Judge Clark's opinion affirming the dismissal of the plaintiff's first complaint, is a sufficient answer to these contentions. In Weiss v. United States, supra, 187 F.2d at page 612, he states: 'Her (plaintiff's) contention is that there had been built up in the National Service Life insurance Fund a reserve on these certificates on the basis of premiums paid in which, not having been declared as dividends, must now be treated as applicable upon these certificates to render them fully paid-up policies for a period beyond the time of the death of the insured. This theory appears to have been developed because of the Administrator's present program of paying certain dividends in cash upon all policies, even those which had lapsed. In view of this there may perhaps be some fireside equity in the concept that instead of cash payments available now the money should have been used to keep the main policies alive so long as possible. Be that as it may, we do not see how that can be made a compulsion upon the government when the regulations under the statute, having the force of law because quite consistent with it, are so obviously based on the contrary principle. * * * Presumably the Administrator could not have undertaken the responsibility of declaring dividends even when he did if his act was to have the effect of reviving innumerable policies already lapsed. Nor is there anything apparent in the legislation requiring the earlier declaration of dividends while the liability of the government was thus inchoate. The cases * * * seem quite clear that payments, including dividends, on veteran policies are to be only as the governing regulations provide and that the United States cannot be held estopped into other or greater payments. * * * We have therefore no doubt but that the plaintiff's contention cannot be supported.'
The plaintiff fails to point to any statute or regulation enacted or promulgated subsequent to her first action which would support her theory. Subsection (f) of Section 802 of Title 38, U.S.C.A. was amended by Act May 18, 1951, c. 94, 65 Stat. 44, to include the following: 'Provided further, That until and unless the Veterans' Administration has received from the insured a request in writing for payment in cash, any dividend accumulations and unpaid dividends shall be applied in payment of premiums becoming due on insurance subsequent to the date the dividend is payable after January 1, 1952.'
This amendment, however, does not help the plaintiff as it is applicable by its terms only to premiums becoming due and dividends payable after January, 1952.

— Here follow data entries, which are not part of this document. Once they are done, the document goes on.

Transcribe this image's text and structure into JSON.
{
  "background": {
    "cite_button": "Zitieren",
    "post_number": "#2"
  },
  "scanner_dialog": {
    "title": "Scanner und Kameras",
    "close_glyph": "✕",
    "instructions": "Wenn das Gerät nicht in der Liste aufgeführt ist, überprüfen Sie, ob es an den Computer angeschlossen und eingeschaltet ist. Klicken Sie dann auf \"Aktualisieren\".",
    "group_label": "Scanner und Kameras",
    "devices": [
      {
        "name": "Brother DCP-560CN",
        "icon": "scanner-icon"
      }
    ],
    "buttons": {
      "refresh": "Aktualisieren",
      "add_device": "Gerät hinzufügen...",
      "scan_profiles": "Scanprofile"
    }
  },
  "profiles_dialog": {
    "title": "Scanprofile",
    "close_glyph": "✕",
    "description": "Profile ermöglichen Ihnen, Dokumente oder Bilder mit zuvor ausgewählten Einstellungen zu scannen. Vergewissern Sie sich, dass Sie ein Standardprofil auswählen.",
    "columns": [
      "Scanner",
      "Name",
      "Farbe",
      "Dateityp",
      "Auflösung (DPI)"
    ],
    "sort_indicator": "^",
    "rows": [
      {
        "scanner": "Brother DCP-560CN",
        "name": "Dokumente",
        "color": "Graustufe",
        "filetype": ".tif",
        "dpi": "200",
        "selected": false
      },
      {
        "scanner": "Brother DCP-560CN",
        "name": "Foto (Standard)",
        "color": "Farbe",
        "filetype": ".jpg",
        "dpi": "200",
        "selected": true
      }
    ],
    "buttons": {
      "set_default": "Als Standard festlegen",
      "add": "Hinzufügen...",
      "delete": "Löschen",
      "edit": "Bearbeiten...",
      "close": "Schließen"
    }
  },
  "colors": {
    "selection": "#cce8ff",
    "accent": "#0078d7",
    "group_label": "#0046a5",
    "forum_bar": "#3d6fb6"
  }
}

What is important and necessary for the plaintiff to support her claim, as indicated by the Court of Appeals, is to show some statute, or or regulatory basis within the framework of the statute, for the right to look to some insurance reserve to remedy the failure to pay required premiums; how or why ...